WHAT THE EXERCISE ASKS = Everything in the entries is to be written out exactly, except for the pictures.

-- -- --

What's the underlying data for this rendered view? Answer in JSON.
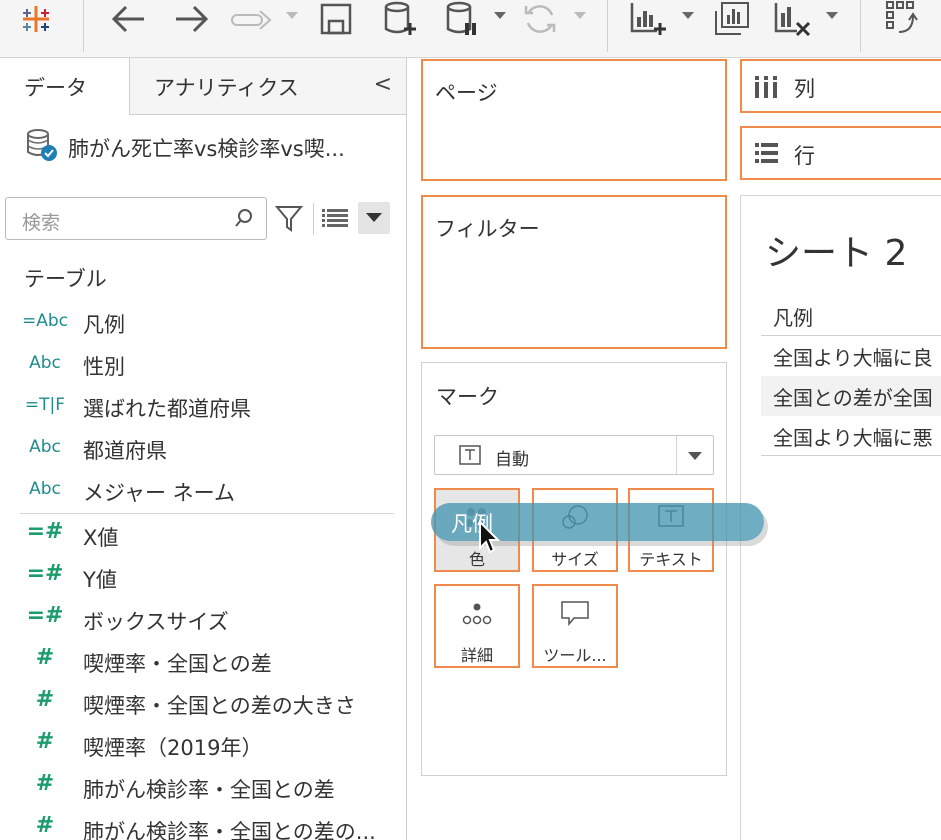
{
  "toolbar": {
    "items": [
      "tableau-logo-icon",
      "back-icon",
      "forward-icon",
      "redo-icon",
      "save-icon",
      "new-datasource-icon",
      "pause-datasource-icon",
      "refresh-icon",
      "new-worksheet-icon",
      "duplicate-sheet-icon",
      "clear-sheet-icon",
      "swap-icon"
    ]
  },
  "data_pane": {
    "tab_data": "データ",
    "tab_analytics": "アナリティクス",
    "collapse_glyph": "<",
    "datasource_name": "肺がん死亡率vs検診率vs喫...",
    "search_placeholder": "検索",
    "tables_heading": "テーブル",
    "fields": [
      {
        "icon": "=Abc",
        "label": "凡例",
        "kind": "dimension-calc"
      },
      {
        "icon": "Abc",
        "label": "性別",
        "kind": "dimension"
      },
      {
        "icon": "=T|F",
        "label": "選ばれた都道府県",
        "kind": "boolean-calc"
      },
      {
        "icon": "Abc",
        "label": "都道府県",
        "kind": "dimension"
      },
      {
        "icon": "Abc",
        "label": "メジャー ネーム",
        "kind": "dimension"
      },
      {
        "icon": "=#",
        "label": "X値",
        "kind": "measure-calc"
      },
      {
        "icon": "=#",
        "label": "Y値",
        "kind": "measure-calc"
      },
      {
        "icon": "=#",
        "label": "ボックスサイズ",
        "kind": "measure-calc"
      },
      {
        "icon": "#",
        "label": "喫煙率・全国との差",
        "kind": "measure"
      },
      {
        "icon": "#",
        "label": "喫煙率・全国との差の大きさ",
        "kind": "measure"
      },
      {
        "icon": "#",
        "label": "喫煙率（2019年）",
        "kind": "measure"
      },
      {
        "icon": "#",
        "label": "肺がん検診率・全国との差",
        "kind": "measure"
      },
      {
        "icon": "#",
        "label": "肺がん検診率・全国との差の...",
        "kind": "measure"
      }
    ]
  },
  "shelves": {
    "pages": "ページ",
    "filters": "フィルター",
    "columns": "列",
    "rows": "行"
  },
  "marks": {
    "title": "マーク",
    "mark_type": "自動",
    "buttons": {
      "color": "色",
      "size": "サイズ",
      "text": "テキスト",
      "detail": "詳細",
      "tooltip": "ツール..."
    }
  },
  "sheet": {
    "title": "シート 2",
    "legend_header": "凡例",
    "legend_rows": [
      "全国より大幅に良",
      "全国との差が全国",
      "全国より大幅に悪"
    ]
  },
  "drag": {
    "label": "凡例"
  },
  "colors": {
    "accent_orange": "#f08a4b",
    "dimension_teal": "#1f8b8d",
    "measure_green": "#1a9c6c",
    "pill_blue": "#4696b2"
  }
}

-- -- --

ANSWER AREA =
What's the underlying data for this rendered view? Answer in JSON.
{
  "toolbar": {
    "items": [
      "tableau-logo-icon",
      "back-icon",
      "forward-icon",
      "redo-icon",
      "save-icon",
      "new-datasource-icon",
      "pause-datasource-icon",
      "refresh-icon",
      "new-worksheet-icon",
      "duplicate-sheet-icon",
      "clear-sheet-icon",
      "swap-icon"
    ]
  },
  "data_pane": {
    "tab_data": "データ",
    "tab_analytics": "アナリティクス",
    "collapse_glyph": "<",
    "datasource_name": "肺がん死亡率vs検診率vs喫...",
    "search_placeholder": "検索",
    "tables_heading": "テーブル",
    "fields": [
      {
        "icon": "=Abc",
        "label": "凡例",
        "kind": "dimension-calc"
      },
      {
        "icon": "Abc",
        "label": "性別",
        "kind": "dimension"
      },
      {
        "icon": "=T|F",
        "label": "選ばれた都道府県",
        "kind": "boolean-calc"
      },
      {
        "icon": "Abc",
        "label": "都道府県",
        "kind": "dimension"
      },
      {
        "icon": "Abc",
        "label": "メジャー ネーム",
        "kind": "dimension"
      },
      {
        "icon": "=#",
        "label": "X値",
        "kind": "measure-calc"
      },
      {
        "icon": "=#",
        "label": "Y値",
        "kind": "measure-calc"
      },
      {
        "icon": "=#",
        "label": "ボックスサイズ",
        "kind": "measure-calc"
      },
      {
        "icon": "#",
        "label": "喫煙率・全国との差",
        "kind": "measure"
      },
      {
        "icon": "#",
        "label": "喫煙率・全国との差の大きさ",
        "kind": "measure"
      },
      {
        "icon": "#",
        "label": "喫煙率（2019年）",
        "kind": "measure"
      },
      {
        "icon": "#",
        "label": "肺がん検診率・全国との差",
        "kind": "measure"
      },
      {
        "icon": "#",
        "label": "肺がん検診率・全国との差の...",
        "kind": "measure"
      }
    ]
  },
  "shelves": {
    "pages": "ページ",
    "filters": "フィルター",
    "columns": "列",
    "rows": "行"
  },
  "marks": {
    "title": "マーク",
    "mark_type": "自動",
    "buttons": {
      "color": "色",
      "size": "サイズ",
      "text": "テキスト",
      "detail": "詳細",
      "tooltip": "ツール..."
    }
  },
  "sheet": {
    "title": "シート 2",
    "legend_header": "凡例",
    "legend_rows": [
      "全国より大幅に良",
      "全国との差が全国",
      "全国より大幅に悪"
    ]
  },
  "drag": {
    "label": "凡例"
  },
  "colors": {
    "accent_orange": "#f08a4b",
    "dimension_teal": "#1f8b8d",
    "measure_green": "#1a9c6c",
    "pill_blue": "#4696b2"
  }
}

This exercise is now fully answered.